Oh, and don’t edit it just because you don’t like what you find. Data is just data. You can analyze and cry about it later.
For my assigned genogram, I only went as far as my own grandparents — so just two generations before me and one after me (my and my sister’s own children) — and focused, primarily, on mental health since my assignment was for psychiatric nursing.
What I discovered was not, necessarily, surprising — because I already was aware — but it was telling to me when drawn out in genogram form. To wit: There were 22 people on my genogram, 16 of them presently adults (or dead, may they rest peacefully). Of those 16 people, SIX suffer or suffered from alcoholism or a seemingly related “substance” issue. If you like numbers, like I do, you translate that to nearly ONE in THREE. One in three adults in my family — including me — is or was alcoholic or something similar.
If I had not already known alcoholism was an issue, my genogram would have told me, then, what to pay attention to as I rear my own children. See the value of the family medical history?
With your genogram, you can look at any data you can get, and I’ll guarantee you you’ll learn something worthwhile.

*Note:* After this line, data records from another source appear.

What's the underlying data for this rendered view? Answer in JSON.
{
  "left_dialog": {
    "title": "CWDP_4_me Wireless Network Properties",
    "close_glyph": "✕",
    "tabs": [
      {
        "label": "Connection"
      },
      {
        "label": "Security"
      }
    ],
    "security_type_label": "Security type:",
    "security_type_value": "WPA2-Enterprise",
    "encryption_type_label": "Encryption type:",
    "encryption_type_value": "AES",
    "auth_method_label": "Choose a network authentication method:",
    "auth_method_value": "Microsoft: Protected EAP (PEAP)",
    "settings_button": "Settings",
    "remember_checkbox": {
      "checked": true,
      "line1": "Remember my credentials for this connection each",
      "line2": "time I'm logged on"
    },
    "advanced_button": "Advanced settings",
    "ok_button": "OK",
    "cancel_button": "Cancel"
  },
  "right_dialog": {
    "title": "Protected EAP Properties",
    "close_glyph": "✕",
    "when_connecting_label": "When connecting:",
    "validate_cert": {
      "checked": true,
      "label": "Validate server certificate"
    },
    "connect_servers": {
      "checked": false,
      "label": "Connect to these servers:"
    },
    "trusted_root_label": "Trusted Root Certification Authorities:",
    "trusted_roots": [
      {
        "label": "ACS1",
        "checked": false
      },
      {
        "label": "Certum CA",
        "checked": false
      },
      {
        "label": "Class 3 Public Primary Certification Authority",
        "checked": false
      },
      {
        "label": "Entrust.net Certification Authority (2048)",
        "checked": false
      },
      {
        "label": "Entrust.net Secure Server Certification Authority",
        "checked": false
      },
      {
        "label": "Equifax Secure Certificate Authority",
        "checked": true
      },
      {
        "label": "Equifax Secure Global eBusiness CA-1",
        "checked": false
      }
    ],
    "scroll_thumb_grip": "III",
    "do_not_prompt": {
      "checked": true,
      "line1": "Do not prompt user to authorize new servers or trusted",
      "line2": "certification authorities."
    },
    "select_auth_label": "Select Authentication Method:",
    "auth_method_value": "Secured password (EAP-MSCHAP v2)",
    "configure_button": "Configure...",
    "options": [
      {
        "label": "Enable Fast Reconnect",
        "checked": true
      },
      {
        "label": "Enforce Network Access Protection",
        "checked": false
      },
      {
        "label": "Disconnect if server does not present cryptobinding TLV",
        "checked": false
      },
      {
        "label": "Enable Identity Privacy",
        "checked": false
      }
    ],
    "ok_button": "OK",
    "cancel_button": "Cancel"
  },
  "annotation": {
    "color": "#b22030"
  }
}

I’ll be opportunistic and tell you maternal-age women that your midwives would LOVE you to be able to give them a thorough history of health and reproductive issues in your family.
You could write out a genogram noting everything from who had twins to who had premature births to who had stillborns to who had 10-pound babies. Oh, the usefulness of such information as your providers develop a plan of care for your childbearing years. Dreamy.
So there you have it, another project. Last thing you need, right? Like me? Truly, a genogram is one project worth taking the time to do.
Goshen News columnist Stephanie Price is a wife, mother, teacher, childbirth educator, doula, midwife’s assistant and student nurse pursuing a minor in complementary health. Contact her at email@example.com, 269-641-7249 or on Facebook at the page “Whole Family Column by Steph Price.”